Emerging markets (EM) debt experienced a minor rally in May, mostly driven by EM local currency assets as the macro backdrop became somewhat more favourable for some commodity-linked EM economies. Recession concerns moved centre stage and heightened inflation fears subsided to a certain extent, resulting in stabilisation of core yields. However, those recession worries weighed on EM hard currency debt and credit spreads. The COVID situation in China improved with lockdown restrictions being relaxed in Shanghai as the national daily cases count fell below 500; however, there were small outbreaks in pockets of Beijing and Tianjin. EM foreign exchange (FX) proved a bright spot in the month and recorded positive returns amid China’s improving COVID situation and surging commodity prices. Meanwhile, high inflation, mostly due to elevated food and oil prices, continues to keep EM central banks in hawkish mode.

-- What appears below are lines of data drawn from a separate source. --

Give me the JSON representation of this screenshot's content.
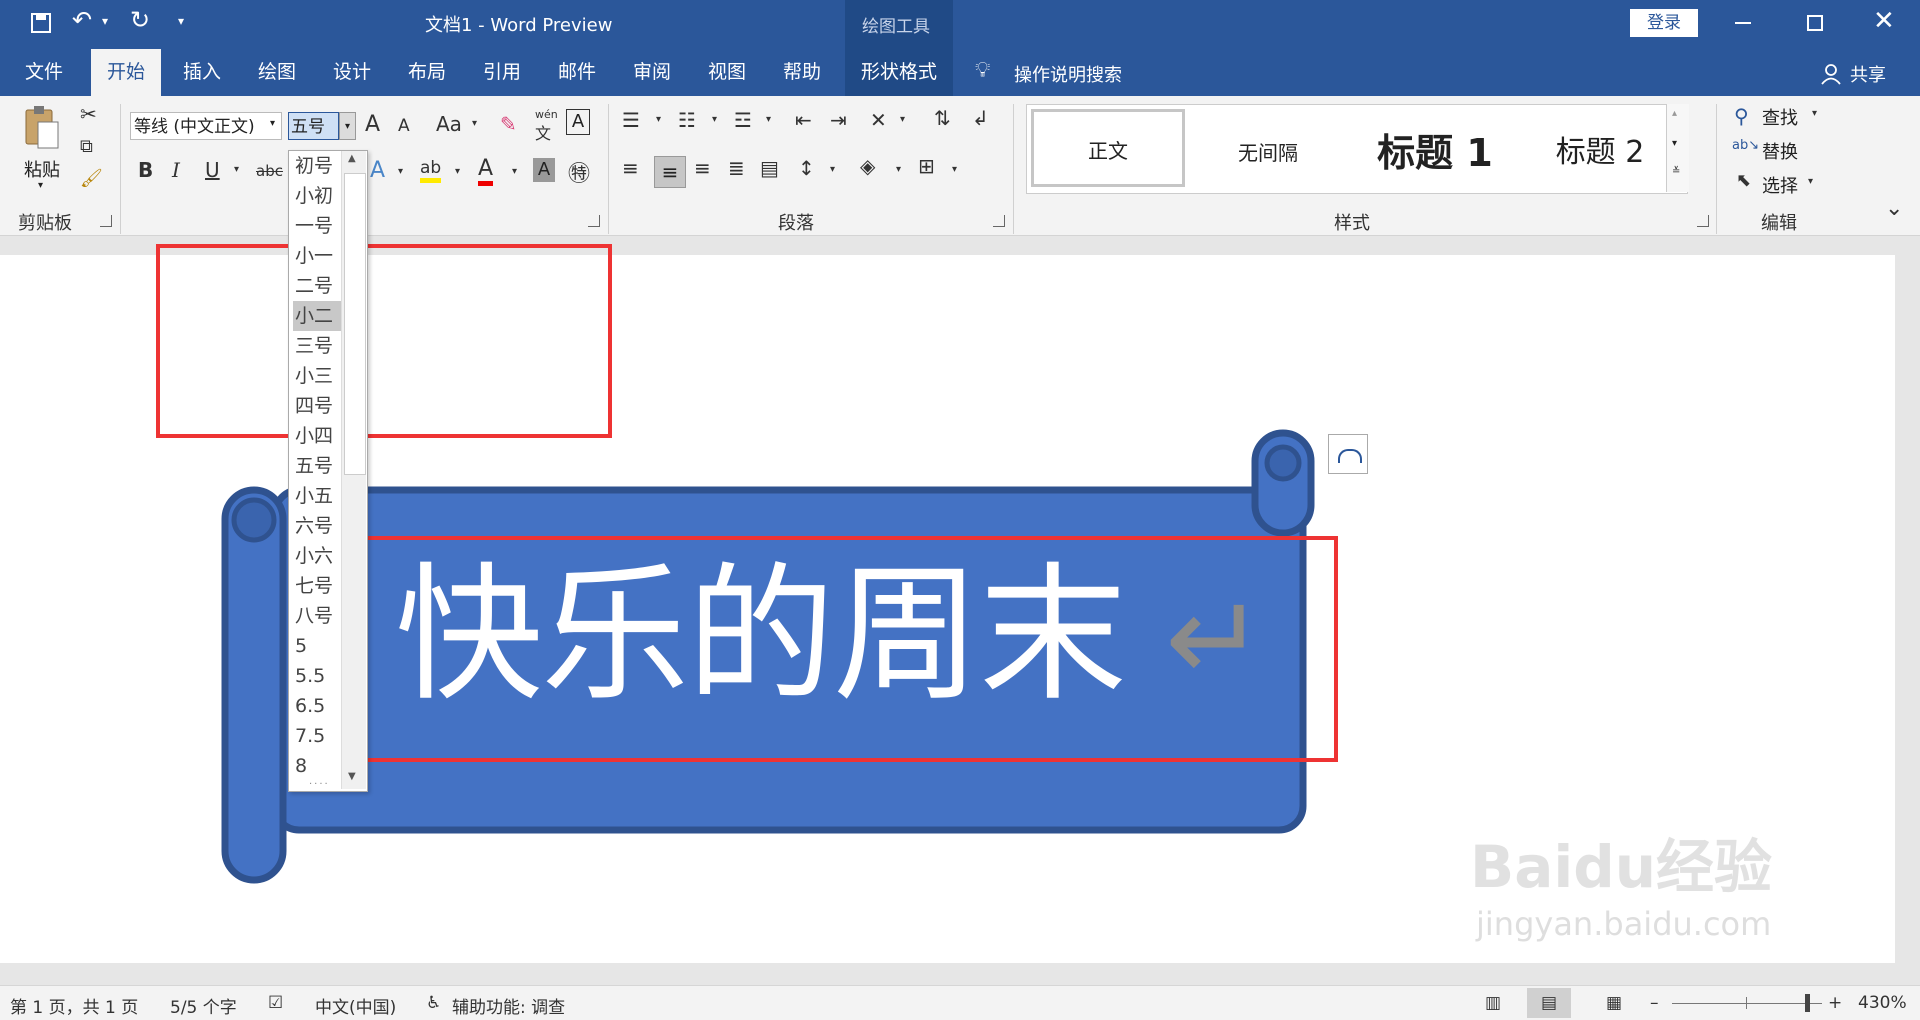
{
  "titlebar": {
    "doc_title": "文档1  -  Word Preview",
    "context_label": "绘图工具",
    "login_label": "登录",
    "minimize_icon": "minimize-icon",
    "restore_icon": "restore-icon",
    "close_icon": "close-icon"
  },
  "tabs": [
    {
      "label": "文件"
    },
    {
      "label": "开始"
    },
    {
      "label": "插入"
    },
    {
      "label": "绘图"
    },
    {
      "label": "设计"
    },
    {
      "label": "布局"
    },
    {
      "label": "引用"
    },
    {
      "label": "邮件"
    },
    {
      "label": "审阅"
    },
    {
      "label": "视图"
    },
    {
      "label": "帮助"
    },
    {
      "label": "形状格式"
    }
  ],
  "search": {
    "label": "操作说明搜索"
  },
  "share": {
    "label": "共享"
  },
  "ribbon": {
    "clipboard": {
      "paste_label": "粘贴",
      "group_label": "剪贴板"
    },
    "font": {
      "font_name": "等线 (中文正文)",
      "font_size": "五号",
      "grow": "A",
      "shrink": "A",
      "change_case": "Aa",
      "bold": "B",
      "italic": "I",
      "underline": "U",
      "strike": "abc",
      "pinyin_top": "wén",
      "pinyin_bottom": "文"
    },
    "paragraph": {
      "group_label": "段落"
    },
    "styles": {
      "group_label": "样式",
      "items": [
        "正文",
        "无间隔",
        "标题 1",
        "标题 2"
      ]
    },
    "editing": {
      "group_label": "编辑",
      "find": "查找",
      "replace": "替换",
      "select": "选择"
    }
  },
  "size_dropdown": {
    "items": [
      "初号",
      "小初",
      "一号",
      "小一",
      "二号",
      "小二",
      "三号",
      "小三",
      "四号",
      "小四",
      "五号",
      "小五",
      "六号",
      "小六",
      "七号",
      "八号",
      "5",
      "5.5",
      "6.5",
      "7.5",
      "8"
    ],
    "selected": "小二"
  },
  "document": {
    "banner_text": "快乐的周末",
    "paragraph_mark": "↵",
    "banner_color": "#4472c4",
    "banner_border": "#2f528f"
  },
  "statusbar": {
    "page": "第 1 页，共 1 页",
    "words": "5/5 个字",
    "language": "中文(中国)",
    "accessibility": "辅助功能: 调查",
    "zoom": "430%"
  },
  "watermark": {
    "text": "Baidu经验",
    "sub": "jingyan.baidu.com"
  },
  "colors": {
    "accent": "#2b579a",
    "highlight_red": "#e33333"
  }
}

US CPI inflation eased a little with the headline annual rate of 8.3% in April ticking down from 8.5% in March. In response to elevated inflation levels, the US Federal Reserve raised the federal funds rates by 50 basis points (bps) in its May meeting and said it will begin balance sheet normalisation in June. The Fed also stated that 75 bps hikes are not being actively considered, leading to a stabilisation in US Treasury core yields. The US dollar depreciated against most EM currencies in the month as the demand for ‘safe haven’ assets moderated. Over the course of May 2022, hard currency outflows were -$4.2bn, while local currency outflows amounted to -$11.1b (Source: JP Morgan).